The smart home doesn’t always feel smart. I test a lot of devices for a living, and they take a lot of babysitting and steps to do everything you want. Whether you’re setting up skills on an Alexa speaker or getting your smart lights on the right schedule–shout-out to Daylight Savings for ruining my existing one—it takes work.

While the Yale Approach Lock still has plenty of hassle (Physical install! Accessory calibration! App setup!), its ability to unlock all by itself when it senses you’ve arrived home feels actually smart. It’s all done within the Yale app, with the help of your phone’s location. As someone whose arms are often full of toddler things (Why are his shoes never on his feet?), it’s been a relief to just walk up and not worry about what pocket my keys ended up in after leaving the parking lot.

Slick Setup

Left Hand holding white packaging of electrical components. Right Hand holding a keypad and batteries

Photograph: Nena Farrell

Installing the Yale Approach was easy, thanks to the short video clips and steps inside the app to guide you through installation. Since you’ll remove part of your existing lock, I recommend having a sandwich bag handy in case you want to use it again in the future (or need to put it back when you move out, like I will). It took me about 10 minutes, including video-watching time.

You’ll also be prompted to set up the included Yale Connect Wi-Fi Bridge and Door Status at this time. The Wi-Fi Bridge will look familiar if you’ve ever used an August Lock (8/10, WIRED Recommends). (Yale bought August in 2017 and now uses the same Wi-Fi connectors.) The little white square sits in a nearby outlet and connects via Bluetooth to the lock, and then connects the lock to Wi-Fi. The Yale Approach didn’t like my outlet location, which was around a corner about 3 feet away, and told me so during setup, but it’s worked perfectly fine.

Meanwhile, the Door Status lets the Yale app tell you whether the door is shut, along with whether it’s locked. It works great and is easy to pop onto your door frame, since it’s just a little sensor you’ll line up with the lock. Especially since I have a door that resists shutting, I love that I can use the Yale to check if it’s open.

Digital Keys

Black ovalshaped keypad with numbers 0 through 9

Photograph: Nena Farrell

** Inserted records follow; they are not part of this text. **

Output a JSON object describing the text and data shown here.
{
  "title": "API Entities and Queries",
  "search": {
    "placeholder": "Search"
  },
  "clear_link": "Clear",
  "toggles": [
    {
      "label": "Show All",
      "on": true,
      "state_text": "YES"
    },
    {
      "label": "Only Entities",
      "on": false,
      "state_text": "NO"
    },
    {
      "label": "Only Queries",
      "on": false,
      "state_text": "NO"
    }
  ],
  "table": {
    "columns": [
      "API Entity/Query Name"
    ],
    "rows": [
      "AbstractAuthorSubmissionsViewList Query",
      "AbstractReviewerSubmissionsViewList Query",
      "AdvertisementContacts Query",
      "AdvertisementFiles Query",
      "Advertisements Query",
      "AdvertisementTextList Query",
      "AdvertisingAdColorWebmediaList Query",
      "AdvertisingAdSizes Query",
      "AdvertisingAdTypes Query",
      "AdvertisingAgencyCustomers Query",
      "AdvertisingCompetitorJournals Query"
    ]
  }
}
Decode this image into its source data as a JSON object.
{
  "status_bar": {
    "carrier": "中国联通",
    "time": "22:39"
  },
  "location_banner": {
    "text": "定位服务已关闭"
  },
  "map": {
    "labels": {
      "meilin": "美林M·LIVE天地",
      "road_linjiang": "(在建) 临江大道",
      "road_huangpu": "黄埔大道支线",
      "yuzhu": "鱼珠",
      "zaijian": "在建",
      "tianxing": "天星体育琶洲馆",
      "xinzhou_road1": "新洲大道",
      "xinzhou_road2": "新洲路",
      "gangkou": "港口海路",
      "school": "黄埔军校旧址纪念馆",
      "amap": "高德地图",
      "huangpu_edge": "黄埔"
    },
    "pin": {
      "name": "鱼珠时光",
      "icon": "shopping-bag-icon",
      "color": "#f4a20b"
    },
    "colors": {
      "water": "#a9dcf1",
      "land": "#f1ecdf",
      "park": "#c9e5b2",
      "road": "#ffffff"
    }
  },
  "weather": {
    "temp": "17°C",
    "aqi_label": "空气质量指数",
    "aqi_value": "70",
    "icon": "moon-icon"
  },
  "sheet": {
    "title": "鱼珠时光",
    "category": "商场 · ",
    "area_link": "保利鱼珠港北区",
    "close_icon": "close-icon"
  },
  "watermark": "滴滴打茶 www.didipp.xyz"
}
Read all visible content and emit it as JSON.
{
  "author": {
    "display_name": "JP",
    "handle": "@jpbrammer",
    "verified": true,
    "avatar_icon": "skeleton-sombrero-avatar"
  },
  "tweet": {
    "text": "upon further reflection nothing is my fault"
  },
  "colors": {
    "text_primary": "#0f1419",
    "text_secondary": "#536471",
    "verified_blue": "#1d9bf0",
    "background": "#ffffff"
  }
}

You can choose to buy the lock with or without the keypad. The default pricing includes it, and it does pack some features I really liked, but it’s not a perfect fit to install outside every home, the way the lock is.